- _Work order_: Every record must be copied out exactly.
┄┄┄┄┄┄
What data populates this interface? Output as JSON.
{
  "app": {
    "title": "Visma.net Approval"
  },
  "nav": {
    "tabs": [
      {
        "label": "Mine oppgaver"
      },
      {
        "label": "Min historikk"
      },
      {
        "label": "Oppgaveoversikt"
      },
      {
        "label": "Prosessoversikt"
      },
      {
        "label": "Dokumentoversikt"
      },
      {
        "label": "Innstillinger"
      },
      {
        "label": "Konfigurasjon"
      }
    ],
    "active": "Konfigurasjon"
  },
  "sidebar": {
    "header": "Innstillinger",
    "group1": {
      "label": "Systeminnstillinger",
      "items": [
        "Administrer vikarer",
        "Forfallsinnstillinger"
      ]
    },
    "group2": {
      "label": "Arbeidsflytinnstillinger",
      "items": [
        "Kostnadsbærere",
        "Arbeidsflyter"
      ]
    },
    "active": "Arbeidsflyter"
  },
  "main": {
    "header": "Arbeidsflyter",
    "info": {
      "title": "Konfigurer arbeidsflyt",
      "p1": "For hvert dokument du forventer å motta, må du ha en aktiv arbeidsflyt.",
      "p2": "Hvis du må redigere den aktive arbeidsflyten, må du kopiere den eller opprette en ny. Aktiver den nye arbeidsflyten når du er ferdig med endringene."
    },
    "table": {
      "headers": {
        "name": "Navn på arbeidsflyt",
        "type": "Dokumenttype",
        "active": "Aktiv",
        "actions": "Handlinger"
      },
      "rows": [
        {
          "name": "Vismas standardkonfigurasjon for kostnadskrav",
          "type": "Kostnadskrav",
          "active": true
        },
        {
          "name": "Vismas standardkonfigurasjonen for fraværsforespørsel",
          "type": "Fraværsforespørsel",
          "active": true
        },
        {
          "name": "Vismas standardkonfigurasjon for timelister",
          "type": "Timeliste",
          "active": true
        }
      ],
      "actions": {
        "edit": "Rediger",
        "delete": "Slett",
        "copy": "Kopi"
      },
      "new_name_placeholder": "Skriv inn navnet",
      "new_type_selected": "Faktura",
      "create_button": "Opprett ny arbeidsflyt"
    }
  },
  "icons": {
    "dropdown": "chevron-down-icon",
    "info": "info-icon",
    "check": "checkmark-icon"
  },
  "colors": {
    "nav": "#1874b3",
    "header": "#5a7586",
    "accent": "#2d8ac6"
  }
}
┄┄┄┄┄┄
- _Answer for the task_:
What data populates this interface? Output as JSON.
{
  "app": {
    "title": "Visma.net Approval"
  },
  "nav": {
    "tabs": [
      {
        "label": "Mine oppgaver"
      },
      {
        "label": "Min historikk"
      },
      {
        "label": "Oppgaveoversikt"
      },
      {
        "label": "Prosessoversikt"
      },
      {
        "label": "Dokumentoversikt"
      },
      {
        "label": "Innstillinger"
      },
      {
        "label": "Konfigurasjon"
      }
    ],
    "active": "Konfigurasjon"
  },
  "sidebar": {
    "header": "Innstillinger",
    "group1": {
      "label": "Systeminnstillinger",
      "items": [
        "Administrer vikarer",
        "Forfallsinnstillinger"
      ]
    },
    "group2": {
      "label": "Arbeidsflytinnstillinger",
      "items": [
        "Kostnadsbærere",
        "Arbeidsflyter"
      ]
    },
    "active": "Arbeidsflyter"
  },
  "main": {
    "header": "Arbeidsflyter",
    "info": {
      "title": "Konfigurer arbeidsflyt",
      "p1": "For hvert dokument du forventer å motta, må du ha en aktiv arbeidsflyt.",
      "p2": "Hvis du må redigere den aktive arbeidsflyten, må du kopiere den eller opprette en ny. Aktiver den nye arbeidsflyten når du er ferdig med endringene."
    },
    "table": {
      "headers": {
        "name": "Navn på arbeidsflyt",
        "type": "Dokumenttype",
        "active": "Aktiv",
        "actions": "Handlinger"
      },
      "rows": [
        {
          "name": "Vismas standardkonfigurasjon for kostnadskrav",
          "type": "Kostnadskrav",
          "active": true
        },
        {
          "name": "Vismas standardkonfigurasjonen for fraværsforespørsel",
          "type": "Fraværsforespørsel",
          "active": true
        },
        {
          "name": "Vismas standardkonfigurasjon for timelister",
          "type": "Timeliste",
          "active": true
        }
      ],
      "actions": {
        "edit": "Rediger",
        "delete": "Slett",
        "copy": "Kopi"
      },
      "new_name_placeholder": "Skriv inn navnet",
      "new_type_selected": "Faktura",
      "create_button": "Opprett ny arbeidsflyt"
    }
  },
  "icons": {
    "dropdown": "chevron-down-icon",
    "info": "info-icon",
    "check": "checkmark-icon"
  },
  "colors": {
    "nav": "#1874b3",
    "header": "#5a7586",
    "accent": "#2d8ac6"
  }
}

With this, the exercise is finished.